The compelling “Tuhan Sengaja Menduga Kita” reflects on the chaotic war zones in today’s society, a product of power and greed. The wars between groups with different agendas destroy livelihoods. Some people hide in the dark while others sacrifice their lives to protect their homes and communities. Relating to armed conflicts like those in Iraq and Syria and the Nagorno-Karabakh war, I can hear the figures in the painting crying out with tears of fear and voices of anger. They fight to protect themselves and at the same time, they are also battling their inner selves.
My journey through time ends with the Rodin-inspired “Fig. 16:12 Reason” that completes the whole story about the evolution of the human race. Like the ecorché “Thinker”, deep questions run through my mind, including how our past and present make us ‘human’. Ultimately, I am concerned about how we can contribute to our society and future generations without giving in to those with absolute power.

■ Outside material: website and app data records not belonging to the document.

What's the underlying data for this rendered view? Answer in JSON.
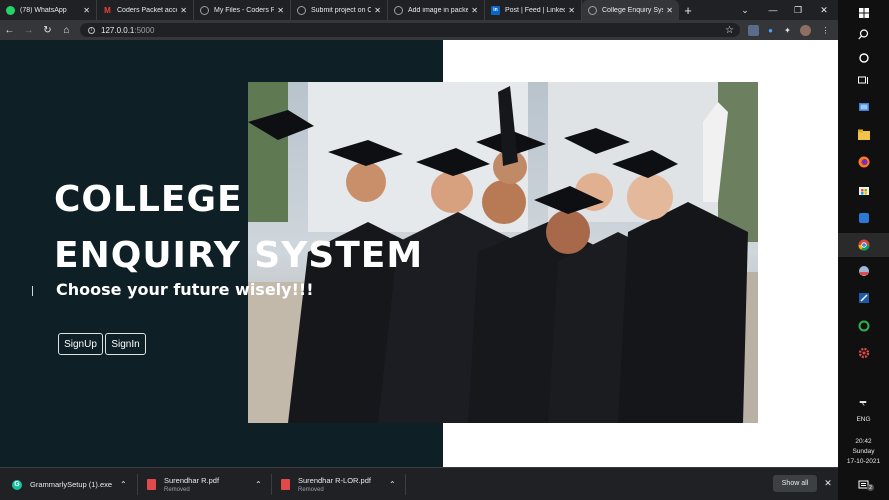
{
  "browser": {
    "tabs": [
      {
        "title": "(78) WhatsApp",
        "icon": "whatsapp-icon",
        "color": "#25d366"
      },
      {
        "title": "Coders Packet acco",
        "icon": "gmail-icon",
        "color": "#ea4335"
      },
      {
        "title": "My Files - Coders P",
        "icon": "globe-icon",
        "color": "#9aa0a6"
      },
      {
        "title": "Submit project on C",
        "icon": "globe-icon",
        "color": "#9aa0a6"
      },
      {
        "title": "Add image in packe",
        "icon": "globe-icon",
        "color": "#9aa0a6"
      },
      {
        "title": "Post | Feed | Linked",
        "icon": "linkedin-icon",
        "color": "#0a66c2"
      },
      {
        "title": "College Enquiry Sys",
        "icon": "globe-icon",
        "color": "#9aa0a6",
        "active": true
      }
    ],
    "new_tab": "+",
    "window_controls": {
      "dropdown": "⌄",
      "minimize": "—",
      "restore": "❐",
      "close": "✕"
    },
    "nav": {
      "back": "←",
      "forward": "→",
      "reload": "↻",
      "home": "⌂"
    },
    "url_host": "127.0.0.1",
    "url_port": ":5000",
    "bookmark_star": "☆",
    "menu": "⋮"
  },
  "page": {
    "title_line1": "COLLEGE",
    "title_line2": "ENQUIRY SYSTEM",
    "subtitle": "Choose your future wisely!!!",
    "signup_label": "SignUp",
    "signin_label": "SignIn",
    "colors": {
      "dark_panel": "#0f1f26",
      "background": "#ffffff"
    }
  },
  "downloads": {
    "items": [
      {
        "name": "GrammarlySetup (1).exe",
        "status": "",
        "icon": "grammarly-icon",
        "color": "#15c39a"
      },
      {
        "name": "Surendhar R.pdf",
        "status": "Removed",
        "icon": "pdf-icon",
        "color": "#e04a4a"
      },
      {
        "name": "Surendhar R-LOR.pdf",
        "status": "Removed",
        "icon": "pdf-icon",
        "color": "#e04a4a"
      }
    ],
    "show_all": "Show all",
    "close": "✕"
  },
  "taskbar": {
    "language": "ENG",
    "time": "20:42",
    "day": "Sunday",
    "date": "17-10-2021",
    "notification_count": "2"
  }
}
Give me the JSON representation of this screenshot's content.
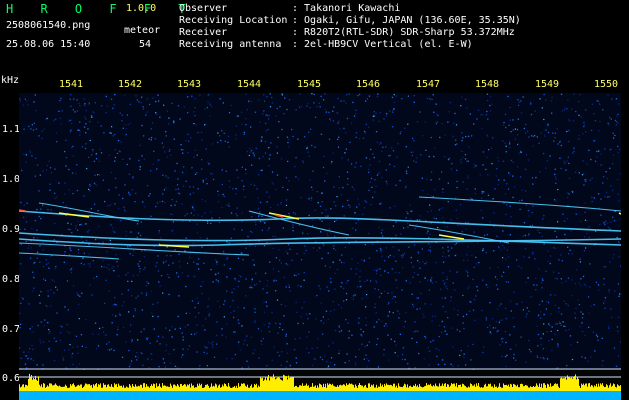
{
  "header": {
    "logo": "H R O F F T",
    "version": "1.0.0",
    "filename": "2508061540.png",
    "datetime": "25.08.06 15:40",
    "meteor_label": "meteor",
    "meteor_count": "54",
    "info": [
      {
        "label": "Observer",
        "value": ": Takanori Kawachi"
      },
      {
        "label": "Receiving Location",
        "value": ": Ogaki, Gifu, JAPAN (136.60E, 35.35N)"
      },
      {
        "label": "Receiver",
        "value": ": R820T2(RTL-SDR) SDR-Sharp 53.372MHz"
      },
      {
        "label": "Receiving antenna",
        "value": ": 2el-HB9CV Vertical (el. E-W)"
      }
    ]
  },
  "spectrogram": {
    "unit": "kHz",
    "time_ticks": [
      "1541",
      "1542",
      "1543",
      "1544",
      "1545",
      "1546",
      "1547",
      "1548",
      "1549",
      "1550"
    ],
    "freq_ticks": [
      "1.1",
      "1.0",
      "0.9",
      "0.8",
      "0.7",
      "0.6"
    ],
    "colors": {
      "background": "#02081c",
      "trace": "#4fd0ff",
      "bright": "#ffff44",
      "hot": "#ff5533",
      "bar": "#ffee00",
      "base": "#00b4ff"
    }
  }
}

Edroger’s detailed ecorché works showcase the complexity of the human race in the essence of space and time. He lays out his sophisticated expressions about the human race and builds a platform for us to think and question how we can build a united and connected world together. Imagine a world without hate and war.
I return to my starting point in the exhibition, “A Tribute to Over a Million of Love Songs on the Radio”, where a board is covered in love song lyrics written by visitors. I realise that all we need is the power of love. We have to love ourselves and give love, with compassion and empathy, to every person. Only then can we, the human race, make the world a better and safer place for all of us.
Edroger Rosili’s The Anatomy of Fate was shown at the Segaris Art Centre in Publika from Oct 20 – Nov 22, 2020.
Wai Lu Yin is a participant of the CENDANA-ASWARA Arts Writing Mentorship Programme 2020-2021